At CES today, T-Mobile, in an effort to outline "the company's ongoing efforts to fuel consumer adoption of mobile data," revealed a handful of announcements, ranging from the introduction of a new 4G-capable device, to Bobsled Messaging, to expanded 4G networks.
You may remember that T-Mobile announced updates to its Bobsled Messaging service back in October. Well, T-Mo today announced further enhancements, including free unlimited messaging to Android users worldwide. Bobsled, for those who don't know, is essentially a service which allows users to communicate using mobile devices (through messaging or calling), regardless of platform or network, requiring only an internet or data connection.

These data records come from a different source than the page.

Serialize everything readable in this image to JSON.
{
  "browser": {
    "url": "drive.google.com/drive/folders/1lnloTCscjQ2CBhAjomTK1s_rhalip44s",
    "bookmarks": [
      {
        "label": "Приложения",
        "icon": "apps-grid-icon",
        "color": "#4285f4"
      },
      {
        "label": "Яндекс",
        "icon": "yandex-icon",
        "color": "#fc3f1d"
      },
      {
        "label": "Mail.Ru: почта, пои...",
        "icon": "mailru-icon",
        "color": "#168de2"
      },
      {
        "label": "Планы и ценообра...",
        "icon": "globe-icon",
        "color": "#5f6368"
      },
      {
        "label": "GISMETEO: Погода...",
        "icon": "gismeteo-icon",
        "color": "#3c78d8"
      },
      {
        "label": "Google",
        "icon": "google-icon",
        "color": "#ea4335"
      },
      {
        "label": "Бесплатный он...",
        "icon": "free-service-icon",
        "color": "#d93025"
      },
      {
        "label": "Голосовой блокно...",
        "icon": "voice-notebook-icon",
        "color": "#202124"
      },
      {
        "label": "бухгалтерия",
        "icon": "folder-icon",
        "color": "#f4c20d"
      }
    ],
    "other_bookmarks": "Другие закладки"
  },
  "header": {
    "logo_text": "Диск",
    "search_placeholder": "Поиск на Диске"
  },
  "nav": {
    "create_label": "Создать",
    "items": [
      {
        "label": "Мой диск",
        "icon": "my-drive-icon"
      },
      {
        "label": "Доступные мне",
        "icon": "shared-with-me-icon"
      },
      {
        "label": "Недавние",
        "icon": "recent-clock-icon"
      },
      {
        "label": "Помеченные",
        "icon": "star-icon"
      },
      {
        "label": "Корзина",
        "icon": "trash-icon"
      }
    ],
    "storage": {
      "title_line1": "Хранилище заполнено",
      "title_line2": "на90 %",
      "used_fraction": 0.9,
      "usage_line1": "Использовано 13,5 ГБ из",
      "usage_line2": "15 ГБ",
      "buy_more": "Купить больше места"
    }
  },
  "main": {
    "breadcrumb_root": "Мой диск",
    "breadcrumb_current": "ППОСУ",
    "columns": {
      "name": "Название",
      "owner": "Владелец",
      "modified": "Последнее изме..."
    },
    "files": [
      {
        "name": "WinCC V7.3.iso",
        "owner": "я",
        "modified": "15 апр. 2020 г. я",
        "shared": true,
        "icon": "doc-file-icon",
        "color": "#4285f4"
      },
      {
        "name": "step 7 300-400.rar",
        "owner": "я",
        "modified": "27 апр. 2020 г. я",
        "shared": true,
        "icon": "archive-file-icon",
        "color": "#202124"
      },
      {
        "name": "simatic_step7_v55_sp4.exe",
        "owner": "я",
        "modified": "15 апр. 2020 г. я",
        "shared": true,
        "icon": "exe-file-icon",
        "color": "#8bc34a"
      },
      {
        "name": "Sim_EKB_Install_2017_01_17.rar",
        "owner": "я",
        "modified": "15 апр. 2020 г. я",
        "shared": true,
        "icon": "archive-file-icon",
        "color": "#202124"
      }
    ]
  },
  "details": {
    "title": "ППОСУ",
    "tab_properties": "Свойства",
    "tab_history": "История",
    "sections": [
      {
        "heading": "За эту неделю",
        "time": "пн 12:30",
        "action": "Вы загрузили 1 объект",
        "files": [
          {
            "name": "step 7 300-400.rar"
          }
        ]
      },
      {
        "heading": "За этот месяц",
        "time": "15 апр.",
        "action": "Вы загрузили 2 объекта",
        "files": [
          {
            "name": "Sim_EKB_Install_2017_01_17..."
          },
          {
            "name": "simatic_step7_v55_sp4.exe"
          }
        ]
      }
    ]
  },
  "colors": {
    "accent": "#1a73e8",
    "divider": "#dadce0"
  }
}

It's been a rather wild ride for Samsung Galaxy S users regarding a possible update to Android 4.0. First, Samsung, issued a statement saying that they could not update their former flagship phone. After a community outcry, however, they responded with a different possibility - a "Value Pack" update, one that would include some key features from Ice Cream Sandwich (such as Face Unlock) but which would still be based on Gingerbread. Samsung later decided to not go through with the Value Pack update.
The plot has thickened once again, however: a version of the update has been leaked, and while it may not be as good as Ice Cream Sandwich itself, it does bring a host of improvements:
Photo Editor from Galaxy SII
Unlock screen from Galaxy Note
General improved performance
The firmware, which is based on Android 2.3.6, is available for download from the links below, but it at this time it's unclear if or when Samsung will officially release the final version of the update to the general public.
After initially deciding it wouldn't update Galaxy S phones to Ice Cream Sandwich last week, Samsung has now (supposedly) given some semi-official lip-service to vocal Galaxy S and OG-Tab owners who have been clamoring for an official update to Ice Cream Sandwich. The English-speaking side of Samsung's media arm hasn't commented on the alleged statement as of yet.
According to a translation of the Korean source articles, Samsung has officially committed to "reviewing" the "possibility" of an Ice Cream Sandwich update for its Galaxy S phones, as well as the original Galaxy Tab. If that's not a concrete statement almost completely assuring that Samsung will, at some point, say something about this topic again, I don't know what is.
Skysoft... errr, I mean Skype updated its previously measly Android device support from 5 devices to more than 20 today with the introduction of version 2.1 of its Android app. There are no new features outside of expanded device support, which was badly needed in order for the app to climb out of the sea of 1-star reviews (although stability and quality improvements would have made today's release even sweeter).
Update: Other devices with 2.2+ should work, but you need to enable Video support in the settings, according to the in-app changelog.
The new devices are (glad to see many flagships here):
Samsung Galaxy S II
Samsung Galaxy S
Samsung Droid Charge - Verizon
Samsung Galaxy Tab
HTC Desire (2.2)
HTC Thunderbolt - Verizon
HTC Evo 4G
HTC Evo 3D
HTC Incredible S
HTC Desire HD
LG Revolution - Verizon (2.2)
Sony Ericsson Xperia PLAY
Sony Ericsson Xperia ray
Sony Ericsson Xperia mini pro
As usual, download the app from the Market by using the links below.